    p.s. now i see you claim about 4trn euros debts and capital raises in your post? if i saw that i wouldn't bother to reply - you clearly are an idiot.
  9. Tsing Tao

    Tsing Tao

    So you really think they're going to throw 2 Trillion at the banks and experience no public backlash whatsoever? And this is going to solve the problem? Greece is suddenly going to be able to turn into an economic powerhouse? All the empty real estate in Spain suddenly will be occupied? And Ireland? Portugal?
  10. dhpar


    i did say none of that.

    my point is that you do not need 2trn when you have 2trn. even if we consider greece going out at 50 cent and every lost cent needs to be recapitalized then less than 75bn makes the trick for european banking sector (yeah that's how tiny the problem is...). on top of that this will be done largely by warrant and equity infusion via TARP like process (by governments and partly by ECB).
    this is what markets were saying to European politicians for over a year now - but as the saying goes the European politicians need to try every bad way first before they finally fix it.

    the importance of 2trn is that it keeps the market stable while the Greece is send to where it should be. the money will be available for buying new Greece bonds (and other bonds) so that everybody can sort their messy fiscal problems in peace and importantly for cheap rates. that's basically a definition of a controlled default.

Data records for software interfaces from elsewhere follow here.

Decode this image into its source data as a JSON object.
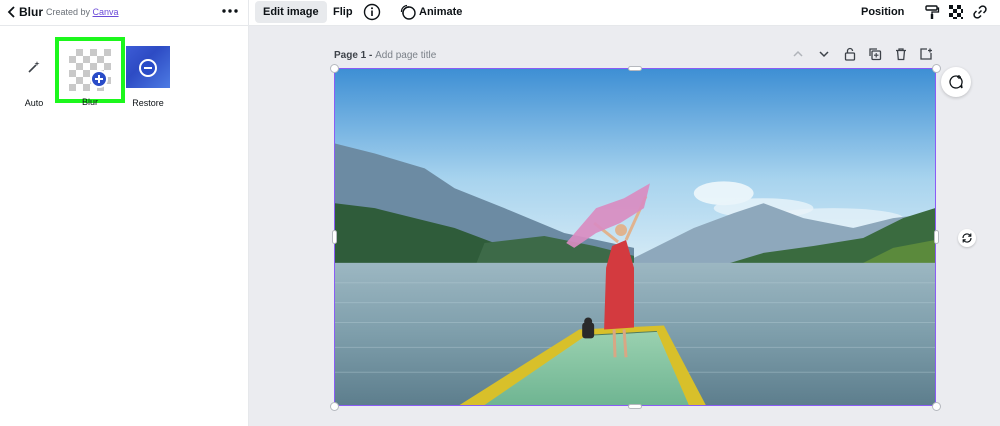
{
  "panel": {
    "title": "Blur",
    "created_by_prefix": "Created by",
    "created_by_link": "Canva",
    "tools": [
      {
        "label": "Auto",
        "icon": "magic-wand-icon"
      },
      {
        "label": "Blur",
        "icon": "plus-circle-icon",
        "selected": true
      },
      {
        "label": "Restore",
        "icon": "minus-circle-icon"
      }
    ]
  },
  "toolbar": {
    "edit_image": "Edit image",
    "flip": "Flip",
    "animate": "Animate",
    "position": "Position"
  },
  "page": {
    "label": "Page 1 -",
    "title_placeholder": "Add page title"
  },
  "colors": {
    "accent": "#8a5cf6",
    "highlight": "#1cf71c",
    "link": "#6b4ad8",
    "canvas_bg": "#ebecf0"
  }
}
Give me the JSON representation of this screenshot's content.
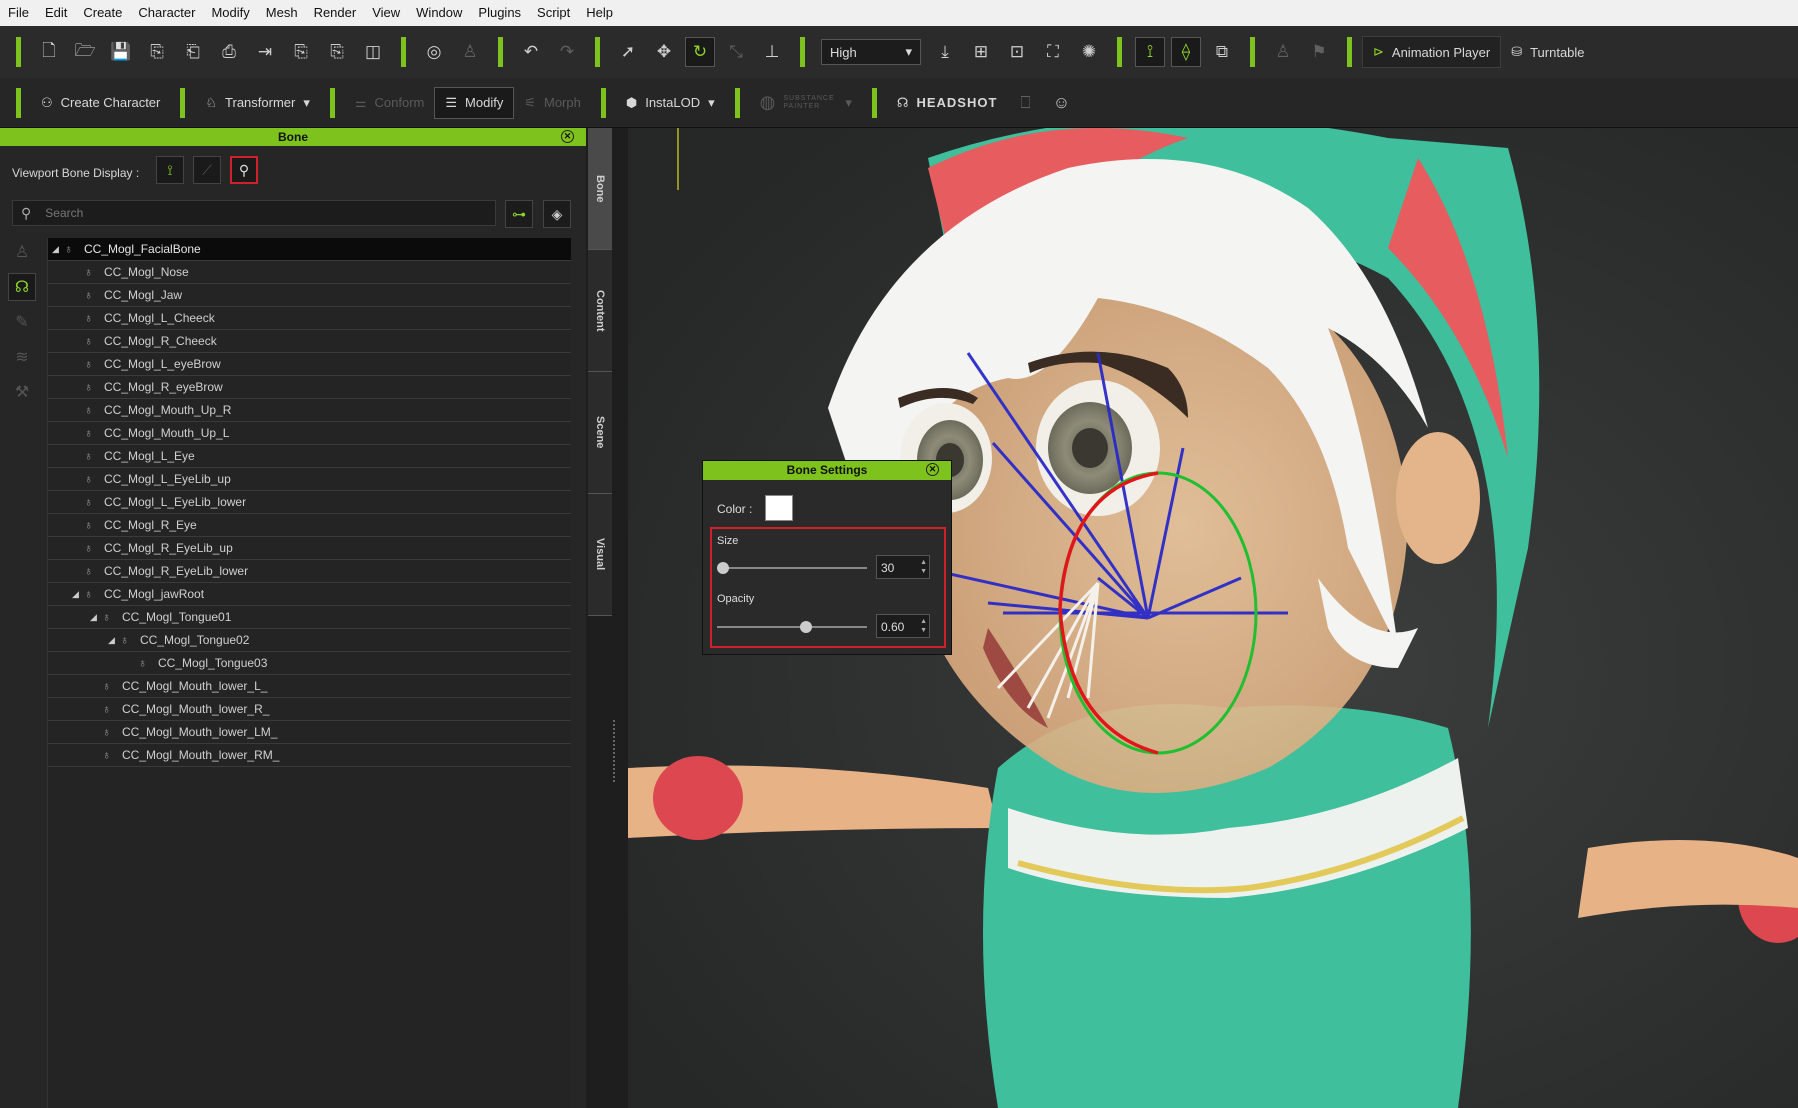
{
  "menu": [
    "File",
    "Edit",
    "Create",
    "Character",
    "Modify",
    "Mesh",
    "Render",
    "View",
    "Window",
    "Plugins",
    "Script",
    "Help"
  ],
  "toolbar": {
    "quality": "High",
    "animation_player": "Animation Player",
    "turntable": "Turntable"
  },
  "toolbar2": {
    "create_character": "Create Character",
    "transformer": "Transformer",
    "conform": "Conform",
    "modify": "Modify",
    "morph": "Morph",
    "instalod": "InstaLOD",
    "headshot": "HEADSHOT"
  },
  "panel": {
    "title": "Bone",
    "viewport_bone_display": "Viewport Bone Display :",
    "search_placeholder": "Search",
    "tabs": [
      "Bone",
      "Content",
      "Scene",
      "Visual"
    ]
  },
  "tree": [
    {
      "label": "CC_Mogl_FacialBone",
      "depth": 0,
      "expand": "open",
      "selected": true
    },
    {
      "label": "CC_Mogl_Nose",
      "depth": 1,
      "expand": "none"
    },
    {
      "label": "CC_Mogl_Jaw",
      "depth": 1,
      "expand": "none"
    },
    {
      "label": "CC_Mogl_L_Cheeck",
      "depth": 1,
      "expand": "none"
    },
    {
      "label": "CC_Mogl_R_Cheeck",
      "depth": 1,
      "expand": "none"
    },
    {
      "label": "CC_Mogl_L_eyeBrow",
      "depth": 1,
      "expand": "none"
    },
    {
      "label": "CC_Mogl_R_eyeBrow",
      "depth": 1,
      "expand": "none"
    },
    {
      "label": "CC_Mogl_Mouth_Up_R",
      "depth": 1,
      "expand": "none"
    },
    {
      "label": "CC_Mogl_Mouth_Up_L",
      "depth": 1,
      "expand": "none"
    },
    {
      "label": "CC_Mogl_L_Eye",
      "depth": 1,
      "expand": "none"
    },
    {
      "label": "CC_Mogl_L_EyeLib_up",
      "depth": 1,
      "expand": "none"
    },
    {
      "label": "CC_Mogl_L_EyeLib_lower",
      "depth": 1,
      "expand": "none"
    },
    {
      "label": "CC_Mogl_R_Eye",
      "depth": 1,
      "expand": "none"
    },
    {
      "label": "CC_Mogl_R_EyeLib_up",
      "depth": 1,
      "expand": "none"
    },
    {
      "label": "CC_Mogl_R_EyeLib_lower",
      "depth": 1,
      "expand": "none"
    },
    {
      "label": "CC_Mogl_jawRoot",
      "depth": 1,
      "expand": "open"
    },
    {
      "label": "CC_Mogl_Tongue01",
      "depth": 2,
      "expand": "open"
    },
    {
      "label": "CC_Mogl_Tongue02",
      "depth": 3,
      "expand": "open"
    },
    {
      "label": "CC_Mogl_Tongue03",
      "depth": 4,
      "expand": "none"
    },
    {
      "label": "CC_Mogl_Mouth_lower_L_",
      "depth": 2,
      "expand": "none"
    },
    {
      "label": "CC_Mogl_Mouth_lower_R_",
      "depth": 2,
      "expand": "none"
    },
    {
      "label": "CC_Mogl_Mouth_lower_LM_",
      "depth": 2,
      "expand": "none"
    },
    {
      "label": "CC_Mogl_Mouth_lower_RM_",
      "depth": 2,
      "expand": "none"
    }
  ],
  "bone_settings": {
    "title": "Bone Settings",
    "color_label": "Color :",
    "color": "#ffffff",
    "size_label": "Size",
    "size_value": "30",
    "size_fraction": 0.0,
    "opacity_label": "Opacity",
    "opacity_value": "0.60",
    "opacity_fraction": 0.6
  },
  "colors": {
    "accent": "#7ec21e",
    "highlight_box": "#d0202a"
  }
}
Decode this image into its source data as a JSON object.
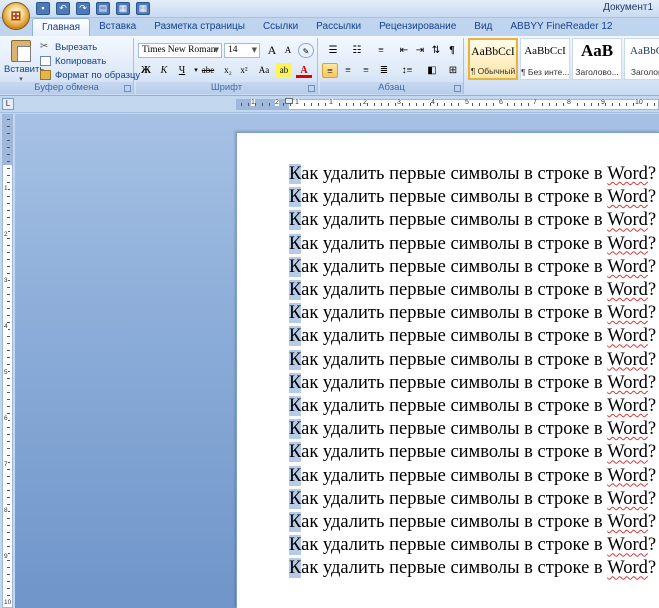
{
  "window": {
    "doc_title": "Документ1"
  },
  "tabs": [
    {
      "label": "Главная",
      "active": true
    },
    {
      "label": "Вставка",
      "active": false
    },
    {
      "label": "Разметка страницы",
      "active": false
    },
    {
      "label": "Ссылки",
      "active": false
    },
    {
      "label": "Рассылки",
      "active": false
    },
    {
      "label": "Рецензирование",
      "active": false
    },
    {
      "label": "Вид",
      "active": false
    },
    {
      "label": "ABBYY FineReader 12",
      "active": false
    }
  ],
  "clipboard": {
    "paste_label": "Вставить",
    "cut_label": "Вырезать",
    "copy_label": "Копировать",
    "format_painter_label": "Формат по образцу",
    "group_label": "Буфер обмена"
  },
  "font": {
    "family": "Times New Roman",
    "size": "14",
    "group_label": "Шрифт",
    "bold": "Ж",
    "italic": "К",
    "underline": "Ч",
    "strike": "abe",
    "subscript": "x₂",
    "superscript": "x²",
    "case": "Aa",
    "grow": "A",
    "shrink": "A"
  },
  "paragraph": {
    "group_label": "Абзац"
  },
  "styles": [
    {
      "sample": "AaBbCcI",
      "name": "¶ Обычный",
      "active": true
    },
    {
      "sample": "AaBbCcI",
      "name": "¶ Без инте...",
      "active": false
    },
    {
      "sample": "AaB",
      "name": "Заголово...",
      "active": false,
      "big": true
    },
    {
      "sample": "AaBbCc",
      "name": "Заголово",
      "active": false
    }
  ],
  "ruler": {
    "numbers": [
      "1",
      "2",
      "1",
      "1",
      "2",
      "3",
      "4",
      "5",
      "6",
      "7",
      "8",
      "9",
      "10"
    ],
    "v_numbers": [
      "1",
      "2",
      "3",
      "4",
      "5",
      "6",
      "7",
      "8",
      "9",
      "10"
    ]
  },
  "document": {
    "first_char": "К",
    "rest_before_word": "ак удалить первые символы в строке в ",
    "word": "Word",
    "end": "?",
    "line_count": 18
  }
}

Ireland is already out of the worst mess and Italy and Spain is heading in a good direction. for instance US never did a 10% of what these countries did to improve their fiscal problems.

    i am not taking position on if it is bad, moral, etc. i do not give a shit. i live in europe and it is important to keep europe strong. US certainly does not give a shit about morality of anything...I guess that's what Tim told ministers in Poland...:)

    for me the most important thin is the permanent mechanism that is being discussed and pushed mainly by Germans. that's where future of EUR is...
    #10     Sep 25, 2011